Determine the number of lines in the listing below that hold the word "this". Write the number alone.

[Opening DATA FOR THE TASK section]

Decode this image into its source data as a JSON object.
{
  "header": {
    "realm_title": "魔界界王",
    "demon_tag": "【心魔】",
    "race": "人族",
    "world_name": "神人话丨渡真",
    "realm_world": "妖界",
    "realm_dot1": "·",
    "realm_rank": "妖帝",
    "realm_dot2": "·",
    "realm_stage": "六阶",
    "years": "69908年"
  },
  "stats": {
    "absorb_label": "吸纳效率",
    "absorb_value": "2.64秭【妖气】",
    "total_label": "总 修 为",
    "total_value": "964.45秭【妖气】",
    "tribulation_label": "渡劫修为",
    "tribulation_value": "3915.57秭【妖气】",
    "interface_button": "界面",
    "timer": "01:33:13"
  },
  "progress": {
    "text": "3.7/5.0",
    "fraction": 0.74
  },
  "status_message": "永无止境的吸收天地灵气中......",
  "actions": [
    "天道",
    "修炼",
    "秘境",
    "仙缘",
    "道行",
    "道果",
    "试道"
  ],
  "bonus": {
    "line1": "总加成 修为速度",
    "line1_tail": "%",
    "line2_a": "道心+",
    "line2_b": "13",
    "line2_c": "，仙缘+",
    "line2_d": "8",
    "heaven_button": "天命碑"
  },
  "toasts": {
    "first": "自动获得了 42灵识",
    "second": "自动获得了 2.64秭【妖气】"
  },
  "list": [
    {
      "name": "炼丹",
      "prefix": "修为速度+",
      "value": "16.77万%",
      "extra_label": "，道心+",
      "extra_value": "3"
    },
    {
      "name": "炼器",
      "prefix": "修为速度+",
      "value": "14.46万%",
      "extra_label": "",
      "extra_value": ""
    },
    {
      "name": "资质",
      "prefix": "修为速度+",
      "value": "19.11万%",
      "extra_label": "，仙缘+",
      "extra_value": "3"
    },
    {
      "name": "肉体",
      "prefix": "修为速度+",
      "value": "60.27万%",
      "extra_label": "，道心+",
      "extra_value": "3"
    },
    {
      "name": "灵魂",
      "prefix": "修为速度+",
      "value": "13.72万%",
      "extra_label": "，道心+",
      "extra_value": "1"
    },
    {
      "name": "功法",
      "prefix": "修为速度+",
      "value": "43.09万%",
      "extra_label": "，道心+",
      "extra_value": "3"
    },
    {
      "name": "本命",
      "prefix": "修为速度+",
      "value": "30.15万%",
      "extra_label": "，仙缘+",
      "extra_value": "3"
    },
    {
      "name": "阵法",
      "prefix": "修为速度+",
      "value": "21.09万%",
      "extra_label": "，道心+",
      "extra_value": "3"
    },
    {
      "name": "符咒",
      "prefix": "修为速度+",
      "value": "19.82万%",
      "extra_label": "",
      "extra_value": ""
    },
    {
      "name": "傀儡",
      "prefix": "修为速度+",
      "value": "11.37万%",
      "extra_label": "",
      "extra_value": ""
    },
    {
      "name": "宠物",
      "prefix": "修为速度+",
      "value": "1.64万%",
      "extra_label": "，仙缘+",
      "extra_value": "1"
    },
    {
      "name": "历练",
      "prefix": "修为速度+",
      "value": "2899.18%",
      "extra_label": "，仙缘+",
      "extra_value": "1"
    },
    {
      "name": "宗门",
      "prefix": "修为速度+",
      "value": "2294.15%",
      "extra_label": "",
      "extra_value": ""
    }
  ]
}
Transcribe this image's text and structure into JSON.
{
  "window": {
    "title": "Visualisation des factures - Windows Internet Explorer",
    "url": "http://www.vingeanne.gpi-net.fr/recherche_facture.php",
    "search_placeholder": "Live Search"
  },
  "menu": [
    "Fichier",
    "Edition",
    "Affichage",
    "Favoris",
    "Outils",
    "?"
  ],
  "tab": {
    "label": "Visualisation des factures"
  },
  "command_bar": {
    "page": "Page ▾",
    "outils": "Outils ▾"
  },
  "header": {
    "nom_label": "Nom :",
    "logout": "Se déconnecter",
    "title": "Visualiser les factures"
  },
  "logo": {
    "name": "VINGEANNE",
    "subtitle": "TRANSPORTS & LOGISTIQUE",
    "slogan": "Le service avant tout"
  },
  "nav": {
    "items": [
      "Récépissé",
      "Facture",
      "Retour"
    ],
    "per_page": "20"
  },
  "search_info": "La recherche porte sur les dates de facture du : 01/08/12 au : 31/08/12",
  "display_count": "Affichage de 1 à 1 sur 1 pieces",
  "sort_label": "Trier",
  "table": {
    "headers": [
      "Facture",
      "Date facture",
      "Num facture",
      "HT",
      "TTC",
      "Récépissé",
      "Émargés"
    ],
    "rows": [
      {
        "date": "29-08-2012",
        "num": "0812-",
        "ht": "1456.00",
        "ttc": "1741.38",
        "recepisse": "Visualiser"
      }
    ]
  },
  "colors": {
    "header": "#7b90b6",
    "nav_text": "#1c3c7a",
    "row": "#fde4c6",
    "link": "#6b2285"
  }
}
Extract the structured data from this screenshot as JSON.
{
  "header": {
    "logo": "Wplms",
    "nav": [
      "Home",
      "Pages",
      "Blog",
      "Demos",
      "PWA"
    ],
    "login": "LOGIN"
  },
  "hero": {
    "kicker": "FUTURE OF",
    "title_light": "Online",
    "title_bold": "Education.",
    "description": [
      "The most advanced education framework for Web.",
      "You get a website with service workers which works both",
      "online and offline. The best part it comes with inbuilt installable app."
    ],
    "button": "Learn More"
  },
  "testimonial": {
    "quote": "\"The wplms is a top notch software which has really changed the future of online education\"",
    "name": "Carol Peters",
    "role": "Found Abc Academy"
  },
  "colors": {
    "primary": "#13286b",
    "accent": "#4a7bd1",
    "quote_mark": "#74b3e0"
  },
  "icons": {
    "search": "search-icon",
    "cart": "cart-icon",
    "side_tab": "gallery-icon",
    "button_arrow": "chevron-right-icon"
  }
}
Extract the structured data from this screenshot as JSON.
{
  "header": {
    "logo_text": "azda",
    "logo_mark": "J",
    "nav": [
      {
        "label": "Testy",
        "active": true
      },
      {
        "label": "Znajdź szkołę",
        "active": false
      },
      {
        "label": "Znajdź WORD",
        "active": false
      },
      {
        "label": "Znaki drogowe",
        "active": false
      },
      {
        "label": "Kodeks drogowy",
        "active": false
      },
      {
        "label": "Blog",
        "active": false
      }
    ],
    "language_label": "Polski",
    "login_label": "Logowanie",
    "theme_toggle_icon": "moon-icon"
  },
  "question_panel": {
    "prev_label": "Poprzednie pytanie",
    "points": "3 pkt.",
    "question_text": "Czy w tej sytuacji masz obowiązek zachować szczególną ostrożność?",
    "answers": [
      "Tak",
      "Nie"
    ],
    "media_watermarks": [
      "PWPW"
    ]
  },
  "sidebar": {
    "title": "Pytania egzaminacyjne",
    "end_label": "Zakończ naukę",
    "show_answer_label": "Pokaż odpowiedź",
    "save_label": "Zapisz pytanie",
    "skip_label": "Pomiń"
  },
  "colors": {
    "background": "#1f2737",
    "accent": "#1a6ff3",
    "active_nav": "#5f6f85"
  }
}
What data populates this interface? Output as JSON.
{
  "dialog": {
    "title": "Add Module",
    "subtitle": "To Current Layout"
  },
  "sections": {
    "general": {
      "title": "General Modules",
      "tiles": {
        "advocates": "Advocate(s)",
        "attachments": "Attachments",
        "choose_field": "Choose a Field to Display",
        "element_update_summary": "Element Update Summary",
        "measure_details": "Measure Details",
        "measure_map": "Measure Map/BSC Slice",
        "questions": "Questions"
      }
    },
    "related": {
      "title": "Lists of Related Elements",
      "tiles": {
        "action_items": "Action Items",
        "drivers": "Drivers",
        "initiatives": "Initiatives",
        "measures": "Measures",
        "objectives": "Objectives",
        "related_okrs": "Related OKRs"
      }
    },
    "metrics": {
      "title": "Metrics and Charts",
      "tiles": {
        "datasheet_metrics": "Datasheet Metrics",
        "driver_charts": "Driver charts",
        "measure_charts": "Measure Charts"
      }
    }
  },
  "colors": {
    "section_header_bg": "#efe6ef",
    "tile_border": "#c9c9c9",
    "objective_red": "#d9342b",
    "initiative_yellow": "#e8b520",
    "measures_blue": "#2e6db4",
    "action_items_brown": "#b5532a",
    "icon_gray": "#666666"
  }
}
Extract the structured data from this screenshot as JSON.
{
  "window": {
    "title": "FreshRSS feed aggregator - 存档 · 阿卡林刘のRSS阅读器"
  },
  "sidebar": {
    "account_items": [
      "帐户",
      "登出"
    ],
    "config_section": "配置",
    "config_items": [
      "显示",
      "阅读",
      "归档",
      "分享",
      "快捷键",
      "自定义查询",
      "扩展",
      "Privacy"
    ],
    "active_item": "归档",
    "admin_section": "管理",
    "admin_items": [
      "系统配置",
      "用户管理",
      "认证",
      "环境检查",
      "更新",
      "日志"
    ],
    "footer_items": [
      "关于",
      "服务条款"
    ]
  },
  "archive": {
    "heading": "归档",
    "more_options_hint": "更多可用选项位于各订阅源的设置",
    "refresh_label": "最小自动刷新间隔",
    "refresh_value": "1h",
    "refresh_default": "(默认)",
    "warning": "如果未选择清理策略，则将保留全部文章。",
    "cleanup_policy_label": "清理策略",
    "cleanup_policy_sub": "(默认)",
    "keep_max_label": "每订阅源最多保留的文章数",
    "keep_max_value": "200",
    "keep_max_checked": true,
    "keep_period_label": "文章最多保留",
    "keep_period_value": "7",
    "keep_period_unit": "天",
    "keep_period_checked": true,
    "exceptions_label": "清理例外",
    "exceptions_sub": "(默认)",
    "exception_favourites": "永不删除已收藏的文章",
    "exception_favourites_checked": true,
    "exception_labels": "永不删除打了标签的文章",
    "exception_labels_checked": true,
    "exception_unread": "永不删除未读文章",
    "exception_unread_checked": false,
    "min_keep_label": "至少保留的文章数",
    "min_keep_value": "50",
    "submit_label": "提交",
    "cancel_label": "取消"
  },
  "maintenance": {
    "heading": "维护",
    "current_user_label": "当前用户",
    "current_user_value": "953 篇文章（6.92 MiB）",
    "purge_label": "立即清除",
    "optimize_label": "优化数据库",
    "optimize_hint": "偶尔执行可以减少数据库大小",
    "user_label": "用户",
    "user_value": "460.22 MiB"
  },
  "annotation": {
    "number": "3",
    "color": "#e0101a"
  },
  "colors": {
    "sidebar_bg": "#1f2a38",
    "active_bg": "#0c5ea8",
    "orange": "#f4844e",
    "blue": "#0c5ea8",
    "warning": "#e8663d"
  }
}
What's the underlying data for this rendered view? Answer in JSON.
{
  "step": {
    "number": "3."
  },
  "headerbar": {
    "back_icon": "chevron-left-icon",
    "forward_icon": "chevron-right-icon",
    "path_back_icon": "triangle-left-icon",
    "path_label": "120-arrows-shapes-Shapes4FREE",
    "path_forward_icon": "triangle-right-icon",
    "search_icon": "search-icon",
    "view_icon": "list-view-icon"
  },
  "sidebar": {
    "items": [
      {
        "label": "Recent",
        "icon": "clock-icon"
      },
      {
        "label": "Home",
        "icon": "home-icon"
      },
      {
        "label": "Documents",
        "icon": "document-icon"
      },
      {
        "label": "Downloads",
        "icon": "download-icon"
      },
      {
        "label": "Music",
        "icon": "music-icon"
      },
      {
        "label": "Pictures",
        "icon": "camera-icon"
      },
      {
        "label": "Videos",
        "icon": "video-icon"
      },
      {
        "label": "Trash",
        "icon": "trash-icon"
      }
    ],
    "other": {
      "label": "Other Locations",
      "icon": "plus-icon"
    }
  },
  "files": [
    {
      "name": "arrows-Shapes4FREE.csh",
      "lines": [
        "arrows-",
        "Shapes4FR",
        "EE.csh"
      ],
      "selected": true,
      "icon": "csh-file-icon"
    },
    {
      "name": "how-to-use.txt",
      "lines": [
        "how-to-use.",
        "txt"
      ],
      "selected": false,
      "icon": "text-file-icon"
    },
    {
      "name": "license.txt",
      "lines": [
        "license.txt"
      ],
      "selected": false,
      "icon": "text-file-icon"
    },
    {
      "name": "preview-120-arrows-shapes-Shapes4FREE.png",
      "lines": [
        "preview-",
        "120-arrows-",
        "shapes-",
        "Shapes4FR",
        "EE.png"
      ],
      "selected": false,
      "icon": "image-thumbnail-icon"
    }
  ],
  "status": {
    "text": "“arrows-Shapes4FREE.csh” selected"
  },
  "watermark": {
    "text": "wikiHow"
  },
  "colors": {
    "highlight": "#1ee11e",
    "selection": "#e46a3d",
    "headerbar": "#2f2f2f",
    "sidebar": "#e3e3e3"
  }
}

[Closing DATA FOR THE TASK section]

EXERCISE RESULT — 7